US federal court judge Carl Barbier has rejected BP‘s plea to halt payments for the victims of the Deepwater Horizon oil spill incident that happened in 2010, citing an absence of evidence.

Barbier was quoted by Reuters as saying: "BP has not produced any evidence that would warrant the court taking the drastic step of shutting down the entire claims programme."

Citing the court’s decision as wrong under the law, BP spokesman Geoff Morrell said: "There is a material risk that payments going out the door have been and continue to be tainted by possibly fraudulent or corrupt activity, and BP should not be forced to bear the risks of improper payments."

Meanwhile, an investigation into allegations of misconduct in the payout process is being pursued by former Federal Bureau of Investigation (FBI) director Louis Freeh.

"It is estimated that BP’s settlement amount could be worth more than $4.1bn."

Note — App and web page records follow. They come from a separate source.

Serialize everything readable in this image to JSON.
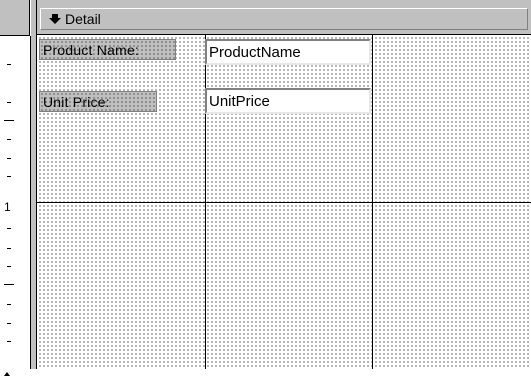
{
  "section": {
    "title": "Detail",
    "arrow_icon": "down-arrow-icon"
  },
  "ruler": {
    "numbers": [
      "1"
    ]
  },
  "controls": {
    "product_name_label": "Product Name:",
    "product_name_field": "ProductName",
    "unit_price_label": "Unit Price:",
    "unit_price_field": "UnitPrice"
  },
  "colors": {
    "frame": "#c0c0c0",
    "grid_background": "#ffffff",
    "grid_dots": "#000000"
  }
}
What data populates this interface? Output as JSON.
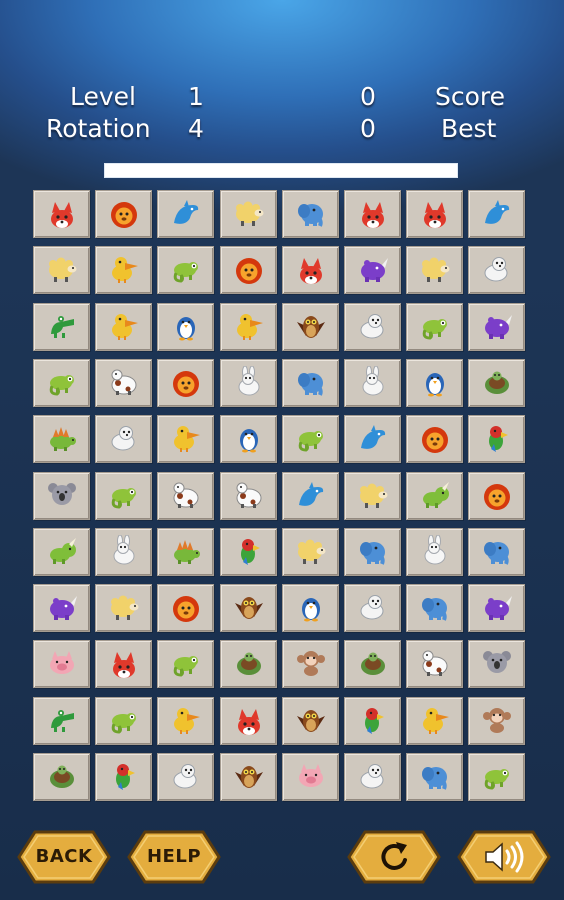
{
  "hud": {
    "level_label": "Level",
    "level_value": "1",
    "rotation_label": "Rotation",
    "rotation_value": "4",
    "score_label": "Score",
    "score_value": "0",
    "best_label": "Best",
    "best_value": "0"
  },
  "progress": {
    "fill_fraction": 1.0
  },
  "colors": {
    "tile": "#cfc8be",
    "button_gold": "#e4ad3e",
    "button_text": "#2b1b06",
    "hud_text": "#ffffff"
  },
  "buttons": {
    "back": "BACK",
    "help": "HELP",
    "restart_icon": "rotate-icon",
    "sound_icon": "speaker-icon"
  },
  "board": {
    "columns": 8,
    "rows": 11,
    "tiles": [
      [
        "fox",
        "lion",
        "dolphin",
        "sheep",
        "elephant",
        "fox",
        "fox",
        "dolphin"
      ],
      [
        "sheep",
        "pelican",
        "chameleon",
        "lion",
        "fox",
        "rhino",
        "sheep",
        "seal"
      ],
      [
        "crocodile",
        "pelican",
        "penguin",
        "pelican",
        "owl",
        "seal",
        "chameleon",
        "rhino"
      ],
      [
        "chameleon",
        "cow",
        "lion",
        "rabbit",
        "elephant",
        "rabbit",
        "penguin",
        "turtle"
      ],
      [
        "stegosaurus",
        "seal",
        "pelican",
        "penguin",
        "chameleon",
        "dolphin",
        "lion",
        "parrot"
      ],
      [
        "koala",
        "chameleon",
        "cow",
        "cow",
        "dolphin",
        "sheep",
        "triceratops",
        "lion"
      ],
      [
        "triceratops",
        "rabbit",
        "stegosaurus",
        "parrot",
        "sheep",
        "elephant",
        "rabbit",
        "elephant"
      ],
      [
        "rhino",
        "sheep",
        "lion",
        "owl",
        "penguin",
        "seal",
        "elephant",
        "rhino"
      ],
      [
        "pig",
        "fox",
        "chameleon",
        "turtle",
        "monkey",
        "turtle",
        "cow",
        "koala"
      ],
      [
        "crocodile",
        "chameleon",
        "pelican",
        "fox",
        "owl",
        "parrot",
        "pelican",
        "monkey"
      ],
      [
        "turtle",
        "parrot",
        "seal",
        "owl",
        "pig",
        "seal",
        "elephant",
        "chameleon"
      ]
    ]
  }
}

Last week, a group of plaintiffs’ lawyers urged judge Barbier not to consider BP’s proposal to temporarily halt settlement payments to the victims of the Deepwater Horizon disaster.

BP earlier alleged that claims administrator Patrick Juneau helped law firms in processing payments of oil spill victims.

It is estimated that BP’s settlement amount could be worth more than $4.1bn, which is more than half of the money it has set aside.

BP has said that it has been forced to add hundreds of millions of dollars to the estimated $7.8bn cost of the settlement and may have to pay billions more than expected.

Image: Burning gas from Deepwater Horizon oil spill. Photo courtesy of PO3 Patrick Kelle.